Sex Differences and Diabetes Mellitus in Cardiovascular Function


ÖZDEMİR S., YARAŞ N., Turan B.

DIABETIC CARDIOMYOPATHY: BIOCHEMICAL AND MOLECULAR MECHANISMS, vol.9, pp.159-176, 2014 (SCI-Expanded) identifier

  • Publication Type: Article / Article
  • Volume: 9
  • Publication Date: 2014
  • Doi Number: 10.1007/978-1-4614-9317-4_9
  • Journal Name: DIABETIC CARDIOMYOPATHY: BIOCHEMICAL AND MOLECULAR MECHANISMS
  • Journal Indexes: Science Citation Index Expanded (SCI-EXPANDED)
  • Page Numbers: pp.159-176
  • Keywords: Diabetes, Gender differences, Action potential, Ion channels, Contraction, Ca homeostasis, Oxidative stress, LEFT-VENTRICULAR DYSFUNCTION, INDUCED CARDIAC DYSFUNCTION, GENDER-RELATED DIFFERENCES, RENIN-ANGIOTENSIN SYSTEM, OXIDATIVE STRESS, RAT-HEART, RYANODINE RECEPTOR, DIASTOLIC DYSFUNCTION, ANTIOXIDANT DEFENSES, CONTRACTILE FUNCTION
  • Lokman Hekim University Affiliated: No

Abstract

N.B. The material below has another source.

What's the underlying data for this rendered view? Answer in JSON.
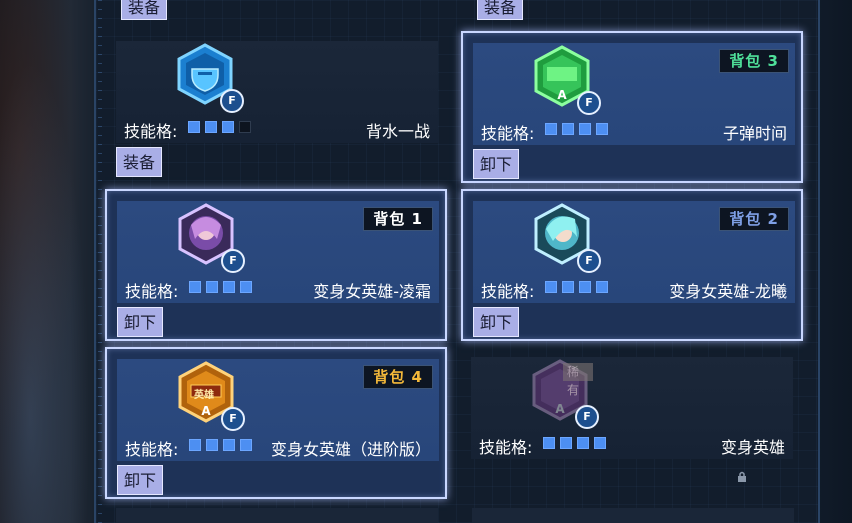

Diabetes is an increasingly widespread epidemic disease, with type 2 diabetes accounting for most of the cases. Cardiovascular complications are the most common cause of morbidity and mortality in diabetic patients. Some studies have also reported that gender difference has a profound impact in the pathogenesis, development, and severity of cardiovascular diseases in diabetic patients, although this assertion was not documented and reviewed in detail. Indeed, cardiovascular diseases are the leading cause of death among women in developed countries. Similarly, results of human and animal studies have shown that sex differences cannot be ruled out in diabetes-induced cardiovascular abnormalities. The proposed underlying mechanisms of gender-related differences in response to different stimuli in healthy and diabetic subjects are the distinction in regulation of cytosolic Ca2+ levels and the varied rate of oxidative damage. The female rat myocardium is more resistant to diabetes-induced cardiac dysfunction than that of male rats, but this female advantage is canceled in postmenopausal individuals. Therefore, it is possible to suggest that estrogen can exert protective effects against diabetes through modulation of altered Ca2+ dynamics and reduction of oxidative damage in the heart. Although the current findings provide convincing evidence about the sex-related differences in diabetes-induced cardiovascular pathology, further studies are needed to clarify the underlying mechanisms of this distinction.